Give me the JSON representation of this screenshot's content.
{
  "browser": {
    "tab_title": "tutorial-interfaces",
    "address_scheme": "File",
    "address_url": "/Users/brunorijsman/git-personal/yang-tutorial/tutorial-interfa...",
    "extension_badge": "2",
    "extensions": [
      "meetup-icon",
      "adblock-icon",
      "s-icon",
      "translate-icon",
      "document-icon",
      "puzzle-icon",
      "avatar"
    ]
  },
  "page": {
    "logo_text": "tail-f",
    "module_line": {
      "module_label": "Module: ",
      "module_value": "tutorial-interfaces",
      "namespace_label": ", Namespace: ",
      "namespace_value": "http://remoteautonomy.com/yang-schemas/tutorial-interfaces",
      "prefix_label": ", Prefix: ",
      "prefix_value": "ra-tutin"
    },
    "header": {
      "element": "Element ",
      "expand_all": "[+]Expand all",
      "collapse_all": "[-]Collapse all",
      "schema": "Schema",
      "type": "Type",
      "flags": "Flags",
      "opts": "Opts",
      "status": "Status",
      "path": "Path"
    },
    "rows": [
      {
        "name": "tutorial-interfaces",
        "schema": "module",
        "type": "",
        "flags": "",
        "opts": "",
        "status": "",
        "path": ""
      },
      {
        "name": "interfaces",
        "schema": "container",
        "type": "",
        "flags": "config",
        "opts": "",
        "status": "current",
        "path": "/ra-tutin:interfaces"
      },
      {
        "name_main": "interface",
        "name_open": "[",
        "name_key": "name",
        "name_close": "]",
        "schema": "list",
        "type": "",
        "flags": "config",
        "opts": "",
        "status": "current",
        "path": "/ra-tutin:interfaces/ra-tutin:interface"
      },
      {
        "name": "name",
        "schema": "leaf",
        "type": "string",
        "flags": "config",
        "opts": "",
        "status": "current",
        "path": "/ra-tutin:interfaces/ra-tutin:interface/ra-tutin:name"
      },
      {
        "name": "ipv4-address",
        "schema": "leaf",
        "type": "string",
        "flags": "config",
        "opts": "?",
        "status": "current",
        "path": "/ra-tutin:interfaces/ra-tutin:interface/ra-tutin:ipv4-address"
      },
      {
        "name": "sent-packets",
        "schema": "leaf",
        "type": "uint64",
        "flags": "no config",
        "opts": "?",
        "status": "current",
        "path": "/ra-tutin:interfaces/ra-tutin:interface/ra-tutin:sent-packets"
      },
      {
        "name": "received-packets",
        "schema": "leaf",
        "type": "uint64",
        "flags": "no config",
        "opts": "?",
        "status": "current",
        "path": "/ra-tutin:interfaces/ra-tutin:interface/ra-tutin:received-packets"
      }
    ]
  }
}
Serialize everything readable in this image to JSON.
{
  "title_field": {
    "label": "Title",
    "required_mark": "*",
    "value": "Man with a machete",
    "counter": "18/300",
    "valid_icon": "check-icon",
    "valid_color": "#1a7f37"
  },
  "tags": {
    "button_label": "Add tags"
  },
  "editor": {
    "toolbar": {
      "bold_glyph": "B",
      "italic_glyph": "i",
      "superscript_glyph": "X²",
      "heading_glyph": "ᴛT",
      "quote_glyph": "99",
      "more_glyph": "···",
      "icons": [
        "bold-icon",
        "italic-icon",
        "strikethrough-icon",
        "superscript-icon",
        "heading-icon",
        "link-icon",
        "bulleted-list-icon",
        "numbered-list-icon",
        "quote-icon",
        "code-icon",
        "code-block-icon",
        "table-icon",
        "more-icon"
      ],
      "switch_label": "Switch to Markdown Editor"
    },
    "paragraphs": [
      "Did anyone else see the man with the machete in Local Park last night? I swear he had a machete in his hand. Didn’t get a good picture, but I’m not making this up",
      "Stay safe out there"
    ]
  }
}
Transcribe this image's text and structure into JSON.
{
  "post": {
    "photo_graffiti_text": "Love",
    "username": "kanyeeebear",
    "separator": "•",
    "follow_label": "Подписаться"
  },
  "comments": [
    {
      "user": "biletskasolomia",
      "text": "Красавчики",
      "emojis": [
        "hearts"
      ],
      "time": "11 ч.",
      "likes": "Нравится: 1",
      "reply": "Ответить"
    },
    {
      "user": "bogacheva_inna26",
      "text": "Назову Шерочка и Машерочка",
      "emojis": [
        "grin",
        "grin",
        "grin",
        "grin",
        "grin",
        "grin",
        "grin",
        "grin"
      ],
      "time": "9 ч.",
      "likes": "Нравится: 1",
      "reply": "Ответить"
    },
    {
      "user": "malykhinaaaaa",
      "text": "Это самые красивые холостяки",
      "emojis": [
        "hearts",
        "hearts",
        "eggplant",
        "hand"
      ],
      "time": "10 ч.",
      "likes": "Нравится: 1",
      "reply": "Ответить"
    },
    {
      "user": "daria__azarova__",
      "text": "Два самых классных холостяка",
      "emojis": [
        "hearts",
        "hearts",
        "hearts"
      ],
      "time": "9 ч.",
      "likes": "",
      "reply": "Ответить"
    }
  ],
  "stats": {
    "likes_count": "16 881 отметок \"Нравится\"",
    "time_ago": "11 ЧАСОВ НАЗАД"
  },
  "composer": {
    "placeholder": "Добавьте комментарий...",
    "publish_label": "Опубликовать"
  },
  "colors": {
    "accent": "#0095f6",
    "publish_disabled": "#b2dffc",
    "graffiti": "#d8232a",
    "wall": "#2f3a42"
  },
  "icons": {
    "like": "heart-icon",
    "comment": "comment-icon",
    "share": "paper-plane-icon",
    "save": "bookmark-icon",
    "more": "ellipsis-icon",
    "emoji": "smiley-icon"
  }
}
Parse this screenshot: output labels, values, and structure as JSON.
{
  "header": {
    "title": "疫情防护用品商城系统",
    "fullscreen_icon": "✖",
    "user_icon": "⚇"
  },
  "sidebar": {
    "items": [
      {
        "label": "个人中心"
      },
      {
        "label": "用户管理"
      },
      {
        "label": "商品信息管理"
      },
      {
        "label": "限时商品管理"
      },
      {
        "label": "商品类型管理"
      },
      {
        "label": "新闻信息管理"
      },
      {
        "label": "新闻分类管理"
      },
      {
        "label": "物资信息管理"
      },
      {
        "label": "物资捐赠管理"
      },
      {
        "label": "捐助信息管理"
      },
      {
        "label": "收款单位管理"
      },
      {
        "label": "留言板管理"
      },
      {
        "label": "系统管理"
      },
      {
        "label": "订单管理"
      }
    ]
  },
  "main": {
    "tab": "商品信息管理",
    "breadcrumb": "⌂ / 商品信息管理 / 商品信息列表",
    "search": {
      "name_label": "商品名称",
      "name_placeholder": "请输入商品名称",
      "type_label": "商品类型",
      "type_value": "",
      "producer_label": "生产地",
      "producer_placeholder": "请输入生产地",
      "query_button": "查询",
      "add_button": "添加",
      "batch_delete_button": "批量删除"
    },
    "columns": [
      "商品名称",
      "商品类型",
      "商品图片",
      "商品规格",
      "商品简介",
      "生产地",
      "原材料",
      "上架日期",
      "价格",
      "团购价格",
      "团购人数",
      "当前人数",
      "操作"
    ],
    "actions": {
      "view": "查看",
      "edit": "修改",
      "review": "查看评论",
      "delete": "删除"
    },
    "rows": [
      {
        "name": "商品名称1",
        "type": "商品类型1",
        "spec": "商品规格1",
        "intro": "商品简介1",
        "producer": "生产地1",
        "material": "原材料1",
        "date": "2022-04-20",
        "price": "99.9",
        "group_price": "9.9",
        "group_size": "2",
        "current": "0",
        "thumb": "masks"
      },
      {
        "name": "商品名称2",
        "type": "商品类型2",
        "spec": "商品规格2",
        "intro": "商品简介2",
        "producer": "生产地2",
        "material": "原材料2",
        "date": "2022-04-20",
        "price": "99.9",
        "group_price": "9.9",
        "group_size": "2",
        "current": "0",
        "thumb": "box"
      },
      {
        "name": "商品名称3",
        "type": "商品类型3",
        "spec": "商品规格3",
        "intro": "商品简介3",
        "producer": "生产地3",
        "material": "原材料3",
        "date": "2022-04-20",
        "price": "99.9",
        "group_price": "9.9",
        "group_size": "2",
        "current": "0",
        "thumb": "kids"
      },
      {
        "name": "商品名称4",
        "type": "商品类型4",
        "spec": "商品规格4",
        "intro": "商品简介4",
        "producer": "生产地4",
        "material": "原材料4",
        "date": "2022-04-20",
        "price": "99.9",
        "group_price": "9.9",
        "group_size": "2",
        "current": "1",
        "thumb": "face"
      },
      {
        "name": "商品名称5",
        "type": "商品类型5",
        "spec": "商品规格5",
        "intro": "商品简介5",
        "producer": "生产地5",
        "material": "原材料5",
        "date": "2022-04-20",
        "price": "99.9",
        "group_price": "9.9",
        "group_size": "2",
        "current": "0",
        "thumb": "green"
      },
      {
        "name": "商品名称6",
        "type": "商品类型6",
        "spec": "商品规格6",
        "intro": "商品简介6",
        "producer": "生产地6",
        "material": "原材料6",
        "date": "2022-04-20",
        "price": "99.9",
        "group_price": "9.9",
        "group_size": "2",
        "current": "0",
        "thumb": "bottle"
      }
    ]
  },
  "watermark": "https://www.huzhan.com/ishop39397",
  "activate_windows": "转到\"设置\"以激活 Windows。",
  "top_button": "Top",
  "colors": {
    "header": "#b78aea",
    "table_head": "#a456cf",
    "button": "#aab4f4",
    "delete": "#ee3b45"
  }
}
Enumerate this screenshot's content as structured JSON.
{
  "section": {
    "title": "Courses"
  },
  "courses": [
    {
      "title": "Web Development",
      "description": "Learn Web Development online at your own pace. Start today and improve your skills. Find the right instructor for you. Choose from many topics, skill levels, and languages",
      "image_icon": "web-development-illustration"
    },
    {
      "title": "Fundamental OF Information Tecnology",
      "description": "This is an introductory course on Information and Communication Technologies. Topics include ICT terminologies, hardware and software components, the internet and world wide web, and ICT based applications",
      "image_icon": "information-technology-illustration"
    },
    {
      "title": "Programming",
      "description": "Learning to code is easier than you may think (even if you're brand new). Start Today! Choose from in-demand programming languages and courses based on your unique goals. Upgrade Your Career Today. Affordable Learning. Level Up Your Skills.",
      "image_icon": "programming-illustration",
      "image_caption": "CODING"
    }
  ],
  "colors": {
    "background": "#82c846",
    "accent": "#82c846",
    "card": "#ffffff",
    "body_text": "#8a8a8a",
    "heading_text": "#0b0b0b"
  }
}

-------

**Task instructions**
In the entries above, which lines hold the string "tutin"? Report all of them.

**Written response**
      "prefix_value": "ra-tutin"
        "path": "/ra-tutin:interfaces"
        "path": "/ra-tutin:interfaces/ra-tutin:interface"
        "path": "/ra-tutin:interfaces/ra-tutin:interface/ra-tutin:name"
        "path": "/ra-tutin:interfaces/ra-tutin:interface/ra-tutin:ipv4-address"
        "path": "/ra-tutin:interfaces/ra-tutin:interface/ra-tutin:sent-packets"
        "path": "/ra-tutin:interfaces/ra-tutin:interface/ra-tutin:received-packets"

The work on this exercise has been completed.